▶ [What needs to be done]: A line qualifies if it holds the string "icon". Copy every qualifying line from the records.

▶ [Record extracts]:
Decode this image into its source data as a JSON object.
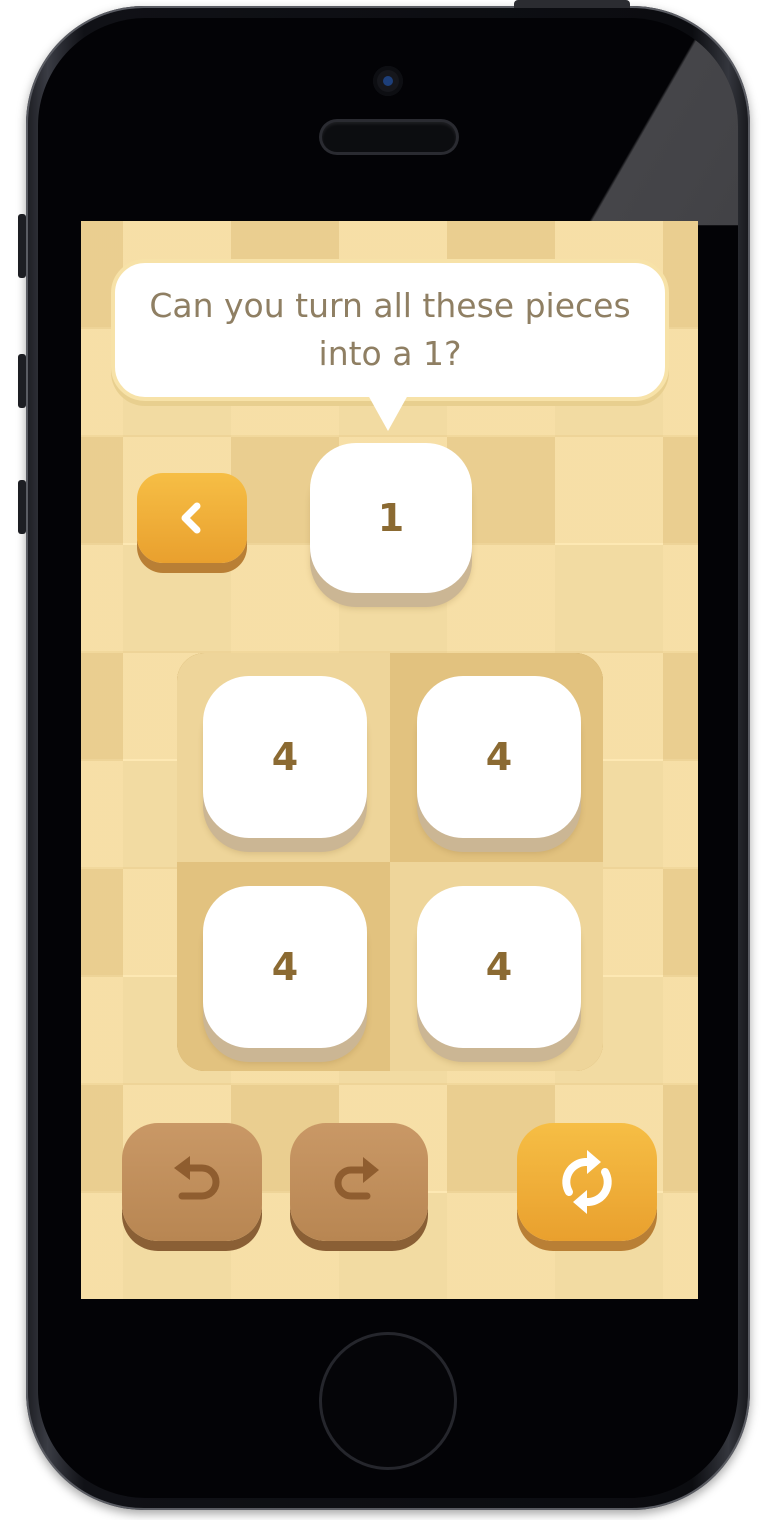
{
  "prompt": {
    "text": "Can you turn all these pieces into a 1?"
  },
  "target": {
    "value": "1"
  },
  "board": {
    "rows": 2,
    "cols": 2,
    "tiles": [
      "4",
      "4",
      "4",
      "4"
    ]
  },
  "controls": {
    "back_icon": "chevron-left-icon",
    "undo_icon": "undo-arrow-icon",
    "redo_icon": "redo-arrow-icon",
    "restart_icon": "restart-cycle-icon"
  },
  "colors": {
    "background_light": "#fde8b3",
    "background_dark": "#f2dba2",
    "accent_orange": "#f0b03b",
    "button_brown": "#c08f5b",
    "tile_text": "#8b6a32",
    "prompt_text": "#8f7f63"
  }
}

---

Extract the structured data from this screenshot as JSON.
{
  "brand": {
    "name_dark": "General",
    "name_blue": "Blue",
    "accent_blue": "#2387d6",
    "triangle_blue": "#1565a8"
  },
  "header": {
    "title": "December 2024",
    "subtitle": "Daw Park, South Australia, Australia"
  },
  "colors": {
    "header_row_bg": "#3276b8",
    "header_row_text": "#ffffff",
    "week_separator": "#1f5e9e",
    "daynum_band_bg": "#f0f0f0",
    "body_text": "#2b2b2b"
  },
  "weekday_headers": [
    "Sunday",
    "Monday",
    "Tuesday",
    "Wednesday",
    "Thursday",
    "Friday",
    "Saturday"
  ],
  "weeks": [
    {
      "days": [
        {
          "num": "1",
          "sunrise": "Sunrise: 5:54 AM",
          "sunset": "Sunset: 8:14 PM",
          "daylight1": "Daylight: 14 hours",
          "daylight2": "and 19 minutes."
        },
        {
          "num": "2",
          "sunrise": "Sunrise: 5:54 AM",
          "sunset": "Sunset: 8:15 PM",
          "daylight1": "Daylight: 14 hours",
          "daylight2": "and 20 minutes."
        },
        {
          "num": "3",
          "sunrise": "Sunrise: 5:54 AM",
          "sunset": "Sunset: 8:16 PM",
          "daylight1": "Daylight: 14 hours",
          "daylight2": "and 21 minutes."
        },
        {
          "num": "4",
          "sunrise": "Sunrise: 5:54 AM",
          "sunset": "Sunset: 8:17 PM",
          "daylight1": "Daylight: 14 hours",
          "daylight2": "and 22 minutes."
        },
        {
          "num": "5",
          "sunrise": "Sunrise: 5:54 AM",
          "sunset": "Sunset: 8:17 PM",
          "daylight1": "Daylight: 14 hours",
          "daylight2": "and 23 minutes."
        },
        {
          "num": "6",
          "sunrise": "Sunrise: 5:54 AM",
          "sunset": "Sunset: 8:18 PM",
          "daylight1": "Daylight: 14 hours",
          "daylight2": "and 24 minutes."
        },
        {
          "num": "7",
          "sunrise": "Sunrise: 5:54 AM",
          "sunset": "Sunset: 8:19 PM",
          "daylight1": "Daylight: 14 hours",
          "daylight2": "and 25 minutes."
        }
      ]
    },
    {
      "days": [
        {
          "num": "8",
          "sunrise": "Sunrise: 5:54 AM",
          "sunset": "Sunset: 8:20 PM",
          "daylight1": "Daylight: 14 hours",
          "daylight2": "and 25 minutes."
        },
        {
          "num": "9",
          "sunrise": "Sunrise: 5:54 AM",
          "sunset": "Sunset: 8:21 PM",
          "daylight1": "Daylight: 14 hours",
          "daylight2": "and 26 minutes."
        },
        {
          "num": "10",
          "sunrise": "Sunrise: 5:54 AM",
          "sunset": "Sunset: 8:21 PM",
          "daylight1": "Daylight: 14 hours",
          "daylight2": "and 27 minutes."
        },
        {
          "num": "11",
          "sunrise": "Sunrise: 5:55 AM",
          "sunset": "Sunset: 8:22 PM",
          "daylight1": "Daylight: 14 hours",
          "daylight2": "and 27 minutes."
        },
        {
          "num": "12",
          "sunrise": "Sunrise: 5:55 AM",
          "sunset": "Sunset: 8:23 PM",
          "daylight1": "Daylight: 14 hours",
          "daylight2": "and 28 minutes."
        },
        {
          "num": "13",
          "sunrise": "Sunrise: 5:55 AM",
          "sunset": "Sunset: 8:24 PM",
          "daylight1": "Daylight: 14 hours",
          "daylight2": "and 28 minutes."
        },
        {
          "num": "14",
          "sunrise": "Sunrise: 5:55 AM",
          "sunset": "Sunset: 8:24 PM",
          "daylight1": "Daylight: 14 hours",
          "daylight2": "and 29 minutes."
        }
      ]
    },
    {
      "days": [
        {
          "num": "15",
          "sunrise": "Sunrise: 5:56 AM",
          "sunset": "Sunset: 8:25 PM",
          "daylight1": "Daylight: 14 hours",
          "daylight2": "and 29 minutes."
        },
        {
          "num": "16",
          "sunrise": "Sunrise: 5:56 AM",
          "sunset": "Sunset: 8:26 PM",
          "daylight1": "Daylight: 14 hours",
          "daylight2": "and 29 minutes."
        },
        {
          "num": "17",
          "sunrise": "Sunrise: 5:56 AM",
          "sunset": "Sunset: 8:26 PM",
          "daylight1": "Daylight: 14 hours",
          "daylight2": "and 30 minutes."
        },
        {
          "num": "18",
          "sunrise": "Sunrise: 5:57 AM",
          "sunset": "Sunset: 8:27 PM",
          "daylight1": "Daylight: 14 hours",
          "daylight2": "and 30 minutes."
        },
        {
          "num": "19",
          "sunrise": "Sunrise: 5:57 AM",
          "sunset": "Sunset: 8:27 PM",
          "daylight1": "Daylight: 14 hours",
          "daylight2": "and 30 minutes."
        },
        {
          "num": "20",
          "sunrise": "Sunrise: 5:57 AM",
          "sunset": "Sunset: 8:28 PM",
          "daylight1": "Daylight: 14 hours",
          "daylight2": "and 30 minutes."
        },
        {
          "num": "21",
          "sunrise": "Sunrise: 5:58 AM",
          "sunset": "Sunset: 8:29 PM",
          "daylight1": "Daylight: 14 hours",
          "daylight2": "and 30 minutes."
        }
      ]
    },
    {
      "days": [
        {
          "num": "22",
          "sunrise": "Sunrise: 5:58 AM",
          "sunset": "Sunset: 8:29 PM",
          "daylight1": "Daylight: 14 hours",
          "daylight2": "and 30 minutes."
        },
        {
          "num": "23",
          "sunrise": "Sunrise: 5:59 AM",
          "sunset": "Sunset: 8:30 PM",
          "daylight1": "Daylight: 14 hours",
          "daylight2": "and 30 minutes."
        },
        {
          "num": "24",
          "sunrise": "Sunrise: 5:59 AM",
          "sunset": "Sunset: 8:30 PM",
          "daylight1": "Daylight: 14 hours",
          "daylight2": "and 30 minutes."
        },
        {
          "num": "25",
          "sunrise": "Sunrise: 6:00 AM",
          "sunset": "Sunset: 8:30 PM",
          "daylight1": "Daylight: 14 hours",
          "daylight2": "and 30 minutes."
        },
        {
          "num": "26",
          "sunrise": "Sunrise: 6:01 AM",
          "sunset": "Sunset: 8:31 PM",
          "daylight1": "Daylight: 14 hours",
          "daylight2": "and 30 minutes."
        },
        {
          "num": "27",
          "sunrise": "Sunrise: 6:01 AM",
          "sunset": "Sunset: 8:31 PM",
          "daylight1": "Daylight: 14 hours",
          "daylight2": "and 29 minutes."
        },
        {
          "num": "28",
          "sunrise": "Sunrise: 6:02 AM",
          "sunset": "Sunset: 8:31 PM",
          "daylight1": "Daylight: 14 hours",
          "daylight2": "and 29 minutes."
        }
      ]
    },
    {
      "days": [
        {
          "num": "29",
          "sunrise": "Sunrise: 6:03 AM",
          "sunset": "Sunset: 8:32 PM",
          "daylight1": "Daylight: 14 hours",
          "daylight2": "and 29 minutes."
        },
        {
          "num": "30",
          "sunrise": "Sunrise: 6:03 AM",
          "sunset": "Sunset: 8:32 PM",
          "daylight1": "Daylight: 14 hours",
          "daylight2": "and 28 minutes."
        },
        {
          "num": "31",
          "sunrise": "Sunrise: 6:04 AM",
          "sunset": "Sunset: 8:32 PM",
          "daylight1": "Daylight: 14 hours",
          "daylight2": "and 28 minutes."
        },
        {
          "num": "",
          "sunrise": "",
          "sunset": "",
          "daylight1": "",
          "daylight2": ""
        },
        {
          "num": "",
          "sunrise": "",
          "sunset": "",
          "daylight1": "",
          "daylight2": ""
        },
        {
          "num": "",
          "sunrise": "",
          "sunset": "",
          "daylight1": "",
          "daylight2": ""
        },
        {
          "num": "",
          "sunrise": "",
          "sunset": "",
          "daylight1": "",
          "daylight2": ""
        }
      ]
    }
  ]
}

▶ [Written reply]:
    "back_icon": "chevron-left-icon",
    "undo_icon": "undo-arrow-icon",
    "redo_icon": "redo-arrow-icon",
    "restart_icon": "restart-cycle-icon"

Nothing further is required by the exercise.